Author: C.S. Lewis
First Published: 1940
No. of Pages: 104
Synopsis (from B&N): "Why must we suffer? 'If God is good and all-powerful, why does he allow his creatures to suffer pain?' And what of the suffering of animals, who neither deserve pain nor can be improved by it? The greatest Christian thinker of our time sets out to disentangle this knotty issue. With his signature wealth of compassion and insight, C. S. Lewis offers answers to these crucial questions and shares his hope and wisdom to help heal a world hungering for a true understanding of human nature."
Fiction or Nonfiction: Nonfiction
Comments and Critique: This book was so wonderful and so thought-provoking that I wanted to reread it immediately after I finished, and I would have if I didn't have so many other books waiting. But I guarantee that I'll be scanning it, if not reading in its entirety, again very soon. There were a number of points that I want to write down somewhere -- I'd go into it here but 1) it's really better suited outside of a review, and 2) I know that I couldn't do it justice. It's enough to say that this book has given me an entirely new view on human pain and why God "let's bad things happen." My only caveat to potential readers is that this is not an easy book -- it's incredibly intellectual and parts can be difficult to understand. I consider myself relatively intelligent, but I'm not ashamed to admit that some parts went way over my head.
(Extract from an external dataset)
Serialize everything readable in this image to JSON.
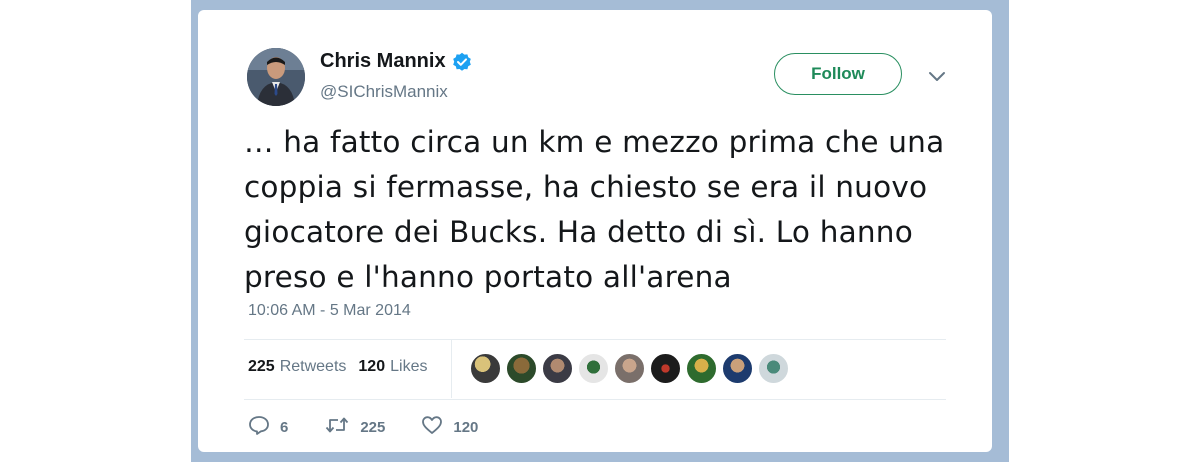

But even that can't detract from the overall greatness of this book. Highly, highly encouraged.
Challenges: 999 ("C.S. Lewis"); Spring Reading Thing